Activity: Look through the entries for the string "color" and copy every line where it shows up.
*** The input Section Begins ***
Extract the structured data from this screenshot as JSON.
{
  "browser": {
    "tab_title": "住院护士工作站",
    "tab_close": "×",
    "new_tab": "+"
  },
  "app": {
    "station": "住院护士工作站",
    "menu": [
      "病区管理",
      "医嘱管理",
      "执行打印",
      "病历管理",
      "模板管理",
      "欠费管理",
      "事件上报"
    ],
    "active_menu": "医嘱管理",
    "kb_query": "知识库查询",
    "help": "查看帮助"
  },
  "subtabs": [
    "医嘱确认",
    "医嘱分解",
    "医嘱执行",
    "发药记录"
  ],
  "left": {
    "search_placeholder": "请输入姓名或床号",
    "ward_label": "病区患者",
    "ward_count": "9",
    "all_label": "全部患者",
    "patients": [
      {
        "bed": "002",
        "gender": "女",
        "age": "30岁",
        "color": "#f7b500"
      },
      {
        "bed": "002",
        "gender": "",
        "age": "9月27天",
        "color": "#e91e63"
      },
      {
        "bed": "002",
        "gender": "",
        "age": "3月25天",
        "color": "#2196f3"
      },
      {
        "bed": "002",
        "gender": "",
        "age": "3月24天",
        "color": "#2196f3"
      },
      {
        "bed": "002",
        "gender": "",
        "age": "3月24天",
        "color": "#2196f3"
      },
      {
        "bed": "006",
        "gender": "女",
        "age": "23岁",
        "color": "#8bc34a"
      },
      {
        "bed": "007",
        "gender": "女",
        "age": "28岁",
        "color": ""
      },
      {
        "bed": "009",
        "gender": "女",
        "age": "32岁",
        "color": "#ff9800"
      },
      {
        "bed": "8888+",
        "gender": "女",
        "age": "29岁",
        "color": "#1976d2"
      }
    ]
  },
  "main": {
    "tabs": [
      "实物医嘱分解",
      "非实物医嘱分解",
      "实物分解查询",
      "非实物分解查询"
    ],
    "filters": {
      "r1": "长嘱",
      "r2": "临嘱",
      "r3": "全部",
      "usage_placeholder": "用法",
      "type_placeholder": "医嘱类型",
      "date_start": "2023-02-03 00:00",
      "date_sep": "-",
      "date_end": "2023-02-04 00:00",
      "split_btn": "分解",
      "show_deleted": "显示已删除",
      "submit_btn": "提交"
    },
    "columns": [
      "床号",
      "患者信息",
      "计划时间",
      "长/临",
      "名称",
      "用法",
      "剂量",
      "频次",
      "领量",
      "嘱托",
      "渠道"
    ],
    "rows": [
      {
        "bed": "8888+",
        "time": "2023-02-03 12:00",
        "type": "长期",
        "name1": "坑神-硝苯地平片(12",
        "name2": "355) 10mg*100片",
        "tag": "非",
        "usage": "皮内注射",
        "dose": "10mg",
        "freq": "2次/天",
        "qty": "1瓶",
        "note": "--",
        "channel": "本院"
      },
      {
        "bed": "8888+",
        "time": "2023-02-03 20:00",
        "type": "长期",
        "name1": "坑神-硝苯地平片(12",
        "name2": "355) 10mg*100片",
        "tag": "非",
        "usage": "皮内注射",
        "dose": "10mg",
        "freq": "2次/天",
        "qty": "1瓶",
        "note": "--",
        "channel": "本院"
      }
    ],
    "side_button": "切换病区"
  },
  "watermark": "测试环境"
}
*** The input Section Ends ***
Answer to this exercise:
        "color": "#f7b500"
        "color": "#e91e63"
        "color": "#2196f3"
        "color": "#2196f3"
        "color": "#2196f3"
        "color": "#8bc34a"
        "color": ""
        "color": "#ff9800"
        "color": "#1976d2"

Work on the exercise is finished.